Melton Mowbray, a town in rural Leicestershire, England calls itself Britain’s “Rural Capital of Food” for the pork pies, and, Stilton cheese, both having been granted protected designation of origin (PDO) status by the European Commission. That distinction means anyone outside the 10-mile radius surrounding the town, and anyone using cured meat in the recipe, can’t officially call their pork pie a Melton Mowbray.

With that in mind, our Melton Mowbray-style pie uses hand-minced, uncured pork like the original, mixed with salt, pepper, sage, and a squirt of anchovy paste. Tucked into a traditional hot water crust with rich stock poured in through the vent hole to seal the meat, it’s a filling, portable feast. That portability made the pie a favorite bring-along on foxhunts as far back as the late 1700s. But the flavor of the pie took it nationwide. Continue Reading…

Pie Revival

Peaches + Cream Pie

August 2, 2021

If you’ve had the pleasure of plucking a sun-warmed, fully ripe peach from a tree and eating it right there and then, you know why peaches show up in my dreams. Velvety soft, juicy and with the most fragrant nectar, peaches are one of my favorite fruits. This old-fashioned pie is full of them. To make it, you’ll spiral peach slices over a butter crust and bake them in cream with just a hint of sugar and spice. A good dream in the making. Continue Reading…

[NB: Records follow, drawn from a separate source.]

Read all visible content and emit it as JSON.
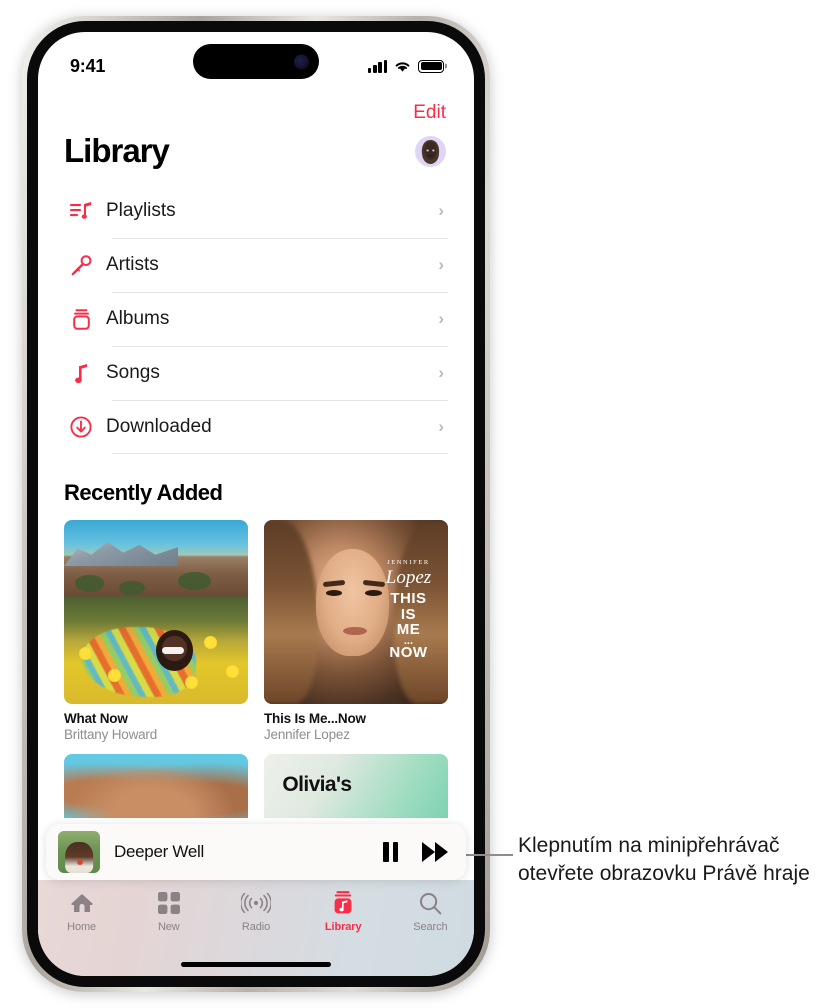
{
  "status_bar": {
    "time": "9:41",
    "signal_icon": "cellular-bars-icon",
    "wifi_icon": "wifi-icon",
    "battery_icon": "battery-full-icon"
  },
  "header": {
    "edit_label": "Edit",
    "title": "Library",
    "avatar_name": "memoji-avatar"
  },
  "library_list": [
    {
      "label": "Playlists",
      "icon": "playlists-icon",
      "chevron": "›"
    },
    {
      "label": "Artists",
      "icon": "microphone-icon",
      "chevron": "›"
    },
    {
      "label": "Albums",
      "icon": "albums-icon",
      "chevron": "›"
    },
    {
      "label": "Songs",
      "icon": "music-note-icon",
      "chevron": "›"
    },
    {
      "label": "Downloaded",
      "icon": "download-circle-icon",
      "chevron": "›"
    }
  ],
  "recently_added": {
    "section_title": "Recently Added",
    "albums": [
      {
        "title": "What Now",
        "artist": "Brittany Howard"
      },
      {
        "title": "This Is Me...Now",
        "artist": "Jennifer Lopez",
        "cover_text": {
          "name": "JENNIFER",
          "script": "Lopez",
          "line1": "THIS",
          "line2": "IS",
          "line3": "ME",
          "dots": "...",
          "line4": "NOW"
        }
      }
    ],
    "next_row": [
      {
        "cover_label": ""
      },
      {
        "cover_label": "Olivia's"
      }
    ]
  },
  "mini_player": {
    "track_title": "Deeper Well",
    "artwork_name": "deeper-well-artwork",
    "pause_icon": "pause-icon",
    "forward_icon": "fast-forward-icon"
  },
  "tab_bar": {
    "tabs": [
      {
        "label": "Home",
        "icon": "home-icon",
        "active": false
      },
      {
        "label": "New",
        "icon": "grid-icon",
        "active": false
      },
      {
        "label": "Radio",
        "icon": "radio-waves-icon",
        "active": false
      },
      {
        "label": "Library",
        "icon": "library-icon",
        "active": true
      },
      {
        "label": "Search",
        "icon": "search-icon",
        "active": false
      }
    ]
  },
  "callout": {
    "text": "Klepnutím na minipřehrávač otevřete obrazovku Právě hraje"
  },
  "colors": {
    "accent_red": "#fa2d48",
    "text_primary": "#1a1a1a",
    "text_secondary": "#8e8e93",
    "separator": "#e3e3e5"
  }
}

Fourth of July

Red+White+Blue Berry Trifle

July 1, 2021

Fresh picked and washed under the water spigot at edge of the orchard is undeniably the best way to enjoy handfuls of summer berries. Short of that? A cool rinse and colander-jostle under the tap at home works fine. But if you want to fancy things up for Fourth of July festivities, layer the fruit with easy-to-make vanilla custard, fresh whipped cream and tender cubes of homemade pound cake in this in this red-white-and-blue berry trifle. You can stack everything in a tall, glass bowl, or, divide it up into single-serve parfait glasses. Continue Reading…

Celebrity Recipes

Frank Sinatra’s Favorite Spaghetti

February 17, 2021

In a 1973 interview with long-defunct Mainliner magazine, Frank Sinatra said, “Everything I know about cooking, I learned from my mother.” Mrs. “Dolly” Martin Anthony Sinatra lived in a home Frank built for her on the grounds of his Palm Springs estate. Her simple tomato, garlic and herb spaghetti sauce recipe was Frank’s favorite. We’ve tested it and see why he loved it—meatless, but full of flavor, it’s become our family favorite, too. Continue Reading…

Soup Kitchen

Cream of Celery Soup

June 20, 2019

According to the Farmer’s Almanac, celery needs three things to thrive: a long growing season, mostly cool weather, and a constant, unfailing water supply. So we’re like, “ding, ding, ding!” here in the Midwest–especially this year. Good thing I like celery as much as it likes the cool and damp : )

My suggestion? Buy plenty of that bumper celery crop and when you’ve had your fill of crudités and dip, and it’s raining yet again, make some of this comforting soup to take the chill off. Continue Reading…

Gone But Not Forgotten

Fritzel’s Griddle Cakes with Cherry Berry Sauce

February 18, 2016

There are a lot of vintage cheesecake recipes out there that ask you to “sieve” cottage cheese. Basically, that means rubbing/pressing the cheese curds through a sieve, until you end up with a smooth cream cheese you can’t get by whipping. This unusual griddle-cake recipe, uses the technique to smooth the cheese before adding it to the batter. It’s from Mike Fritzel, owner of long-gone Chicago blockbuster Fritzel’s restaurant, a celebrity spot which operated from 1947 to 1972 at 201 N. State.  Continue Reading…